In retrospect – and perhaps as a cautionary tale for Silicon Valley – the moral decline of Detroit’s elite was evident long before its economic decline. Henry Ford became famous in the pre-war era for the cars and trucks that carried his name, but he was also an anti-Semite, proto-fascist and notorious enemy of organised labor. Detroit also was the source of defective and deadly products that Ralph Nader criticized in 1965 as “unsafe at any speed”. Residents of the region now bear the costs of its amoral industrial past, beset with high unemployment and poisonous drinking water.


A new chapter for Silicon Valley

If the story of Detroit can be simplified as industrial prowess and national prestige, followed by moral and economic decay, what does that say about Silicon Valley?

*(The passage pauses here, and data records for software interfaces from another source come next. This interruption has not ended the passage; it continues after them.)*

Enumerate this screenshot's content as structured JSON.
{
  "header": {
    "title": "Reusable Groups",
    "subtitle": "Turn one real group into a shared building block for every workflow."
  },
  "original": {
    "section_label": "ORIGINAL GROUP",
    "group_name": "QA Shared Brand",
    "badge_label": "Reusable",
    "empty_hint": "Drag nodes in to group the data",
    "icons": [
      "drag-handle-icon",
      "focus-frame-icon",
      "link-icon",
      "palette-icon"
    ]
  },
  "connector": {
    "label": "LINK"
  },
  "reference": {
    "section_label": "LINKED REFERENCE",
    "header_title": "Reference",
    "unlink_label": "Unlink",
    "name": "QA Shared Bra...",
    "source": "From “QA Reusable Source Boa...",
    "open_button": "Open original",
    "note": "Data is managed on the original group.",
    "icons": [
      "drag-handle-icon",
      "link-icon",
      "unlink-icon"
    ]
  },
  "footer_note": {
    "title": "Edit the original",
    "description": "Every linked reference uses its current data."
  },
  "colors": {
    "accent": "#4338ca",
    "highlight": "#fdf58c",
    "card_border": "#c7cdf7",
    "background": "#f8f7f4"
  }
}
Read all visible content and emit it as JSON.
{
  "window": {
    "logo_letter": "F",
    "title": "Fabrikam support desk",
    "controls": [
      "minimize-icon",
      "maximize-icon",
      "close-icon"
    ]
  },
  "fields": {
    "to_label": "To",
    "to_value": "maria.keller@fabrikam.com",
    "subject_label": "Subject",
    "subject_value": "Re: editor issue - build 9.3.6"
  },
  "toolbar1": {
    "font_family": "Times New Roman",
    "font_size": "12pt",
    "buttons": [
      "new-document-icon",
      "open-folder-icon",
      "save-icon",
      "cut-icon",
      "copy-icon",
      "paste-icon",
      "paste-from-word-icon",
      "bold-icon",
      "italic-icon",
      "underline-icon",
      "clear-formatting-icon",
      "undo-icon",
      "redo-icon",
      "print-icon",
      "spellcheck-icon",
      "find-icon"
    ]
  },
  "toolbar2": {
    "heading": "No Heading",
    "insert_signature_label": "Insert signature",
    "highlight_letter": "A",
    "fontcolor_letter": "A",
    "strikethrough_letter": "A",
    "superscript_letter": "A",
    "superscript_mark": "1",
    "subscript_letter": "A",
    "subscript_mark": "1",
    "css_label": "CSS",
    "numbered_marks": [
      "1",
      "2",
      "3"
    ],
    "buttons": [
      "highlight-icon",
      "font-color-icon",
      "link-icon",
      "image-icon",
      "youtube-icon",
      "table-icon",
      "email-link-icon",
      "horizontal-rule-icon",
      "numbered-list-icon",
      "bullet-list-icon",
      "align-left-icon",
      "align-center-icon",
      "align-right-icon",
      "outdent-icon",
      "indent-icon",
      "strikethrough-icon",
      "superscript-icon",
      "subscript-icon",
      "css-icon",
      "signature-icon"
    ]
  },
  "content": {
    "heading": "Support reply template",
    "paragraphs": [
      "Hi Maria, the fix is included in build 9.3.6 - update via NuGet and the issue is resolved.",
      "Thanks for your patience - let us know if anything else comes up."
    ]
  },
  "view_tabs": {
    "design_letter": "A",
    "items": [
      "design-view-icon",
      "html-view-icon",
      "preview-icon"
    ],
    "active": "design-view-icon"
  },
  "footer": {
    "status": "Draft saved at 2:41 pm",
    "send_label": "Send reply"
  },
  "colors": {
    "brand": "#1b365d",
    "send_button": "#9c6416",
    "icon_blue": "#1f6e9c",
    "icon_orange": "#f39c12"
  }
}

The term “Silicon Valley” first appeared in print in the early 1970s and gained widespread use throughout the decade. It combined both place and activity. The Santa Clara Valley, a relatively small area south of the San Francisco Bay, home to San Jose and a few other small cities, was the base for a computing revolution based on silicon chips. Companies and workers flocked to the Bay Area, seeking a pleasant climate, beautiful surroundings and affordable land.

By the 1980s, venture capitalists and companies in the Valley had mastered the silicon arts and were getting filthy, stinking rich. This was when “Silicon Valley” became shorthand for an industrial cluster where universities, entrepreneurs and capital markets fuelled technology-based economic development. Journalists fawned over successful companies like Intel, Cisco and Google, and analysts filled shelves with books and reports about how other regions could become the “next Silicon Valley”.

Many concluded that its culture set it apart. Boosters and publications like Wired magazine celebrated the combination of the Bay Area hippie legacy with the libertarian individualism embodied by the late Grateful Dead lyricist John Perry Barlow. The libertarian myth masked some crucial elements of Silicon Valley’s success – especially public funds dispersed through the U.S. Defense Department and Stanford University.

The ConversationIn retrospect, perhaps that ever-expanding gap between Californian dreams and American realities led to the undoing of Silicon Valley. Its detachment from the lives and concerns of ordinary Americans can be seen today in the unhinged Twitter rants of automaker Elon Musk, the extreme politics of PayPal co-founder Peter Thiel, and the fatuous dreams of immortality of Google’s vitamin-popping director of engineering, Ray Kurzweil. Silicon Valley’s moral decline has never been clearer, and it now struggles to survive the toxic mess it has created.

Andrew L. Russell, Dean, College of Arts & Sciences; Professor of History, SUNY Polytechnic Institute and Lee Vinsel, Assistant Professor of Science and Technology Studies, Virginia Tech.

This article was originally published on The Conversation. Read the original article.